"We've completely reinvented and revamped FrontPage with this release," Rob Mauceri, a lead FrontPage program manager, told me this week. "It's come a long way and is a much more powerful product than before." FrontPage 2003 is the first commercially available Extensible Style Language Transformations (XSLT) editor, Mauceri said, and the product can now work with live back-end data from XML files, OLE DB connections, databases, Web services, and other sources, presenting live data in its WYSIWYG design and development environment. FrontPage 2003 can also elegantly handle conditional formatting and repeating data, for the first time making it truly easy to create data-driven Web sites.
In addition, Microsoft worked to ensure that FrontPage's oft-criticized source code editor won't damage code the way earlier versions have done. FrontPage 2003 now includes a Visual Studio (VS)-like editor, complete with professional developer features such as IntelliSense, which creates clean source code and doesn't change source code that the developer writes manually. "We've really worked hard to ensure that we generate clean, industry-standard code," Mauceri said. "It's completely transparent, with no more Web boots and no code hiding. We use the Visual Studio coding engine, so if you're familiar with Visual Studio, you can take advantage of some of the same tools."
FrontPage 2003 Beta 2 is available publicly as part of the Office System Beta 2 Kit, and Microsoft will provide a free downloadable update to that code through the Office System Beta 2 Refresh, due any day now.

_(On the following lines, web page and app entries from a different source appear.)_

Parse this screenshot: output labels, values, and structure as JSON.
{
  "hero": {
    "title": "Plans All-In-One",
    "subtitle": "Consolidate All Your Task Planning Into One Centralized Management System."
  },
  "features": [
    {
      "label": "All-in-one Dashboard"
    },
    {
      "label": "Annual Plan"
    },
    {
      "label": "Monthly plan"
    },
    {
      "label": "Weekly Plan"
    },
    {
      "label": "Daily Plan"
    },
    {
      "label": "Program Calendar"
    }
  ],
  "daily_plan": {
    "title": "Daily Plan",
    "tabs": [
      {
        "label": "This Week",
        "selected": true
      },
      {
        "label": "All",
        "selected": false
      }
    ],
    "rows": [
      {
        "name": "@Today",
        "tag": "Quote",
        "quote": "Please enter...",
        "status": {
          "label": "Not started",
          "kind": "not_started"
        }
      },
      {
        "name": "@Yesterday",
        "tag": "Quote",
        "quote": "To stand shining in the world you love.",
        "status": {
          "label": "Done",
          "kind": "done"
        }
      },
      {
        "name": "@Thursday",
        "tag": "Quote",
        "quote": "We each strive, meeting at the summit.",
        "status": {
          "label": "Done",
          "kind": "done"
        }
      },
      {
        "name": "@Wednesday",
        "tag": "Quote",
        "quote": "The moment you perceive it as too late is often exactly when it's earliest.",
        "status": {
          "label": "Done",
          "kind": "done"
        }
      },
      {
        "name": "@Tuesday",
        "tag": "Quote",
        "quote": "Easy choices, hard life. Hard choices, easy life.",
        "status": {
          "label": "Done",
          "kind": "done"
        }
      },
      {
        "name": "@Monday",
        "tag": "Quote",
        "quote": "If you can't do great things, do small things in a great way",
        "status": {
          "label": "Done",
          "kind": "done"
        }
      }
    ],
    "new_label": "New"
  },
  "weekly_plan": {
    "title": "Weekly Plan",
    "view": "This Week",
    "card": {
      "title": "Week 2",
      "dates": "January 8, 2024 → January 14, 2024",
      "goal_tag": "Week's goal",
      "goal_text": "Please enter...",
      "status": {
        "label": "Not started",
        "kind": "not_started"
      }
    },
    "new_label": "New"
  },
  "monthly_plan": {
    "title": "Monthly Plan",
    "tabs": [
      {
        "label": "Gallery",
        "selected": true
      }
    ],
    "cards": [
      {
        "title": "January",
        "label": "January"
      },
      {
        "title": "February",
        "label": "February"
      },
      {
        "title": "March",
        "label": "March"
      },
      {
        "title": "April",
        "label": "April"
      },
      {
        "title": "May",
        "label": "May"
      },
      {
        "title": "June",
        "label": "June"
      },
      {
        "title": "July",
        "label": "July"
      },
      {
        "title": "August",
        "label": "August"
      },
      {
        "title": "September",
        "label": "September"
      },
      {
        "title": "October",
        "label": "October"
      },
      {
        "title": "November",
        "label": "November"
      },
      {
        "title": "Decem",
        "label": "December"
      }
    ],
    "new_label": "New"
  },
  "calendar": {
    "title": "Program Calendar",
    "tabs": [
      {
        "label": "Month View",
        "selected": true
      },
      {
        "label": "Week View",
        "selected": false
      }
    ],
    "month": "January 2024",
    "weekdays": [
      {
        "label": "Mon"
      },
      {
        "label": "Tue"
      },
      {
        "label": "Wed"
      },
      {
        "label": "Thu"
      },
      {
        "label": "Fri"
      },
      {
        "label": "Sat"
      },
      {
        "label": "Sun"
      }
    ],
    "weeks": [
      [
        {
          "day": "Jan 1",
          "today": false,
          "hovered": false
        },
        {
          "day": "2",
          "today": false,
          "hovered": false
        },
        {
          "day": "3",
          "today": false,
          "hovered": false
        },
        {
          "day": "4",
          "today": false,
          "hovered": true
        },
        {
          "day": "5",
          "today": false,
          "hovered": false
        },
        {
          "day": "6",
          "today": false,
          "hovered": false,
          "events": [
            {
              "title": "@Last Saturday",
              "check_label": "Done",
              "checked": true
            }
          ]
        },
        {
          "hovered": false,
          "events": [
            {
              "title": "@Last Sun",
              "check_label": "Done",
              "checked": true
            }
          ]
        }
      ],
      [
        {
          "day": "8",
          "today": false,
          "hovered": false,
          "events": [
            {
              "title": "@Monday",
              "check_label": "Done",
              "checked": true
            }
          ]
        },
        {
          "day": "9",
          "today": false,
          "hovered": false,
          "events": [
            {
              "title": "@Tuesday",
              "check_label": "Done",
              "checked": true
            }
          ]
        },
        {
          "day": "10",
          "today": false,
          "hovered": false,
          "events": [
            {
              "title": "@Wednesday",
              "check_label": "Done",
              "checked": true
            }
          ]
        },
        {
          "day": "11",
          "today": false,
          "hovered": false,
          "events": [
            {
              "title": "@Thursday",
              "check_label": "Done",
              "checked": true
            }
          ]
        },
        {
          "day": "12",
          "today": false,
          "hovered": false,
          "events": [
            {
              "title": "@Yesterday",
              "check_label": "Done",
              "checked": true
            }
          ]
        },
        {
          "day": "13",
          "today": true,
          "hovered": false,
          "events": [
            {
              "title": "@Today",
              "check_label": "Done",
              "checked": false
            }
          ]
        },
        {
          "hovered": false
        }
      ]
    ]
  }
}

FrontPage 2003 will ship as a standalone product in late summer, the company says, and pricing will be available at that time.